Close up of the head. It looks real good sitting there, and, once the necessary adjustments were made, fits perfectly.

 

This shows the gap left by the removal of the spring controlled plate that the belt normally goes through. I will fill this in somehow, though that isn't really necessary. The press button below the word "Janome" is the reverse, and is very smooth.

 

Close up of the needle/bobbin area. The bobbins are clear plastic, and under a clear slide, so you always know how much thread is left. Needle threads from the front.

 

Controls... a stitch guide printed on the machine, and two dials... one for stitch length and one to select the type of stitch and the width of the zig zag. The straight stitch can be centered, or off-side to the left. Three button hole sizes are dialable., plus Overcasting stitch, triple stitch, blind hemming, tricot stitch, special zipper application, feather stitch, stretch stitch and rolled hem. Where needed, the various special feet are supplied. I did add their special "In the Ditch Quilting Foot", which was $18 and looked interesting.

 

Underbody... You can see the white "foot rods" sticking down. These are what made the problems as far as lowering the head was concerned. Also, you can see the lip at the forward edge of the lift up wood panel the front of the machine rests on. I had to belt sand about 1/8" off of this to get the head to drop.

 

Finally... it drops... This is the had once I managed to remove the wood braces and slide inside the cabinet that were keeping it from folding up. Alternatively, I could have cut off the legs that were jamming things, but that would have meant the machine would not sit flat on its own when out of the cabinet.

 

Very nice little tray/drawer setup in the cabinet door. Remember, this was something I had... Janome does not offer a treadle to go with this machine, and there is no indication that they will, though of course, one can hope. If they do, count on the fact that it won't be cheap.

 

And here is the cabinet closed up. Everyone who sees it thinks it's a mini-bar from a motel.

 

 

A subsequent observation re treadling....

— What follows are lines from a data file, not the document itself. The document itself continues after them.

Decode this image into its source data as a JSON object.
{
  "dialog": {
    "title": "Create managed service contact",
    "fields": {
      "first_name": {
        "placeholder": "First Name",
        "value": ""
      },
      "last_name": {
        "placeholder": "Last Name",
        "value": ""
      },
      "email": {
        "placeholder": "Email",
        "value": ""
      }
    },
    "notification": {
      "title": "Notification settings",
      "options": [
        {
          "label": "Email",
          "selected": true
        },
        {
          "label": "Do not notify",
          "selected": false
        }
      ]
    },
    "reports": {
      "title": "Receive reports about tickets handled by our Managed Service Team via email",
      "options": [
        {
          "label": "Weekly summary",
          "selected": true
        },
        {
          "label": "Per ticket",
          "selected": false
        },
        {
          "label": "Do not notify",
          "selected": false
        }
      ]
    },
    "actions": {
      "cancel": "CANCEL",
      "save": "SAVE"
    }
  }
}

I tried this head in my regular treadle frame, which is a Singer industrial frame but with a standard 12'" or 12 1/2" home model drive wheel . This is a beautifully smooth and easy treadle to use with various Singer heads. I usually have a 201 or 15 in it. However, the Janome proved to be very heavy treadling in this setup. I would never attempt a quilt with this head in this circumstance. I put the head back in the Brother parlor treadle, which either has a smaller wheel or some other change in the geometry of the treadle mechanism, and it treadles a bit stiffly, but acceptably. Obviously, this is where it will live. I add this note as a caution that this head may or may not work acceptably in some treadles. If having one of these really interests you, keep an eye out for one of the real old treadles with small drive wheels. This will give you a mechanical advantage in treadling. Also bear in mind that the Janome may well take 6 months or more of use as a treadle to "break in" and ease up a bit.

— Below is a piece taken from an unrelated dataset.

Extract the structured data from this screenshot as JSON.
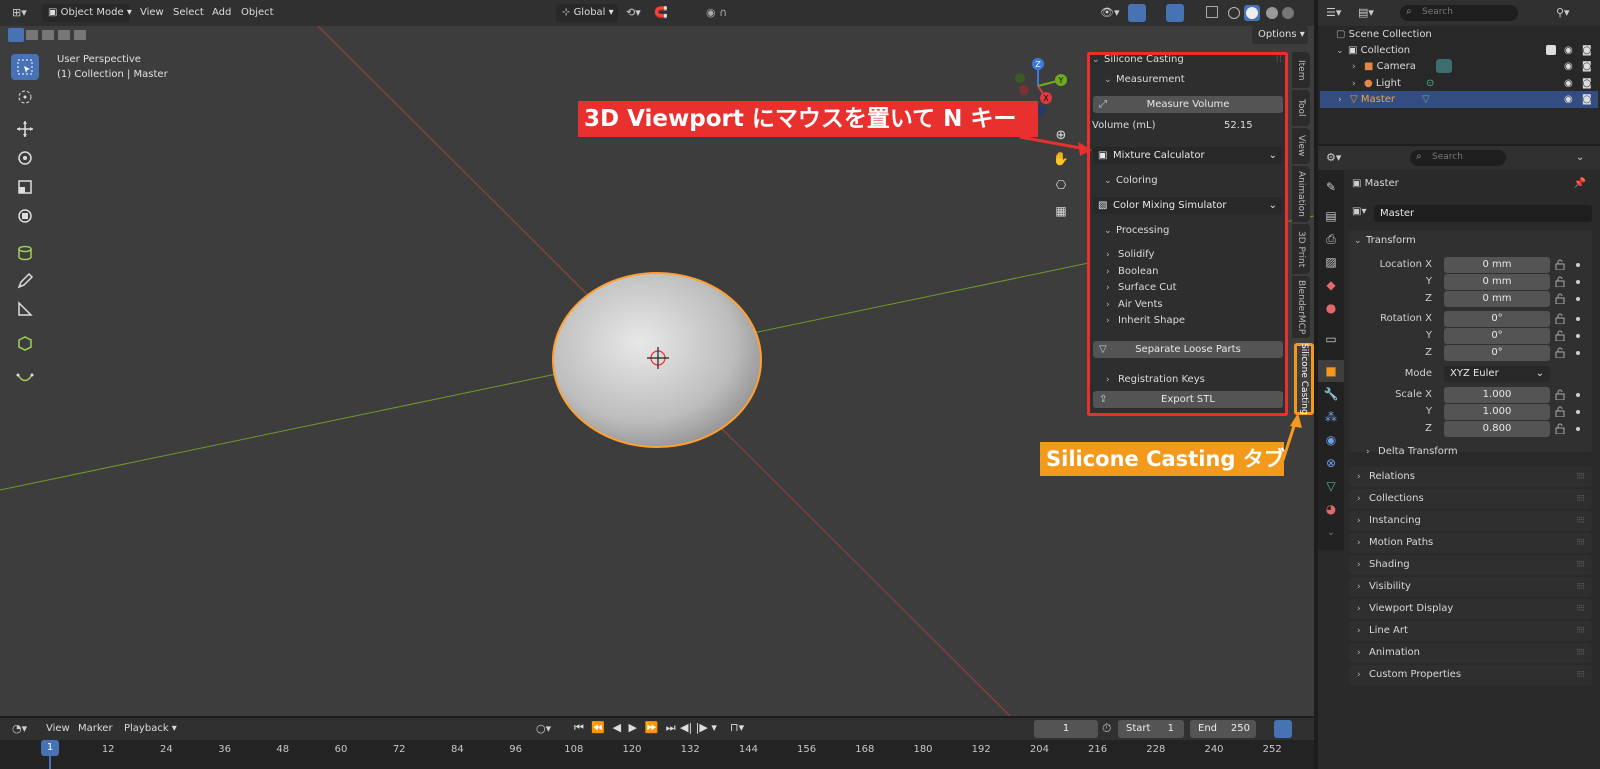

Dick Wightman

 

Message sent to list Nov. 8, 2004...

I know we don't normally discuss religion a lot here, but sometimes you have a religious experience that must be shared.... I just sewed a button on using the zig zag feature of my new Janome treadle!!!! Up until now, this was something I was dimly aware of as a theoretical possibility. :^) I am definitely experiencing awe...
Seriously, I am kind of "into production" on my cameo ladies, and looking for ways to simplify, speed up, etc. I am using Mark IV of the pattern, simplified and with the curves eased. I think I am going to use the wide satin stitch feature to do the band on her neck, rather than sewing on ribbon, and use the zz to sew the decorative button on... all on treadle, mind you.
I also played with stitches enough to now know that the extra wide straight stitch I had stumbled on is a variation of its stretch stitch feature and should be quite useful for decorative things or adding detail to picture type appliques.... like treadle irons and such. This stitch kind of makes one stitch, then backs up but simultaneously moves over and lays another straight stitch alongside the first one, then repeats. You end up with what looks like embroidery.

Dick Wightman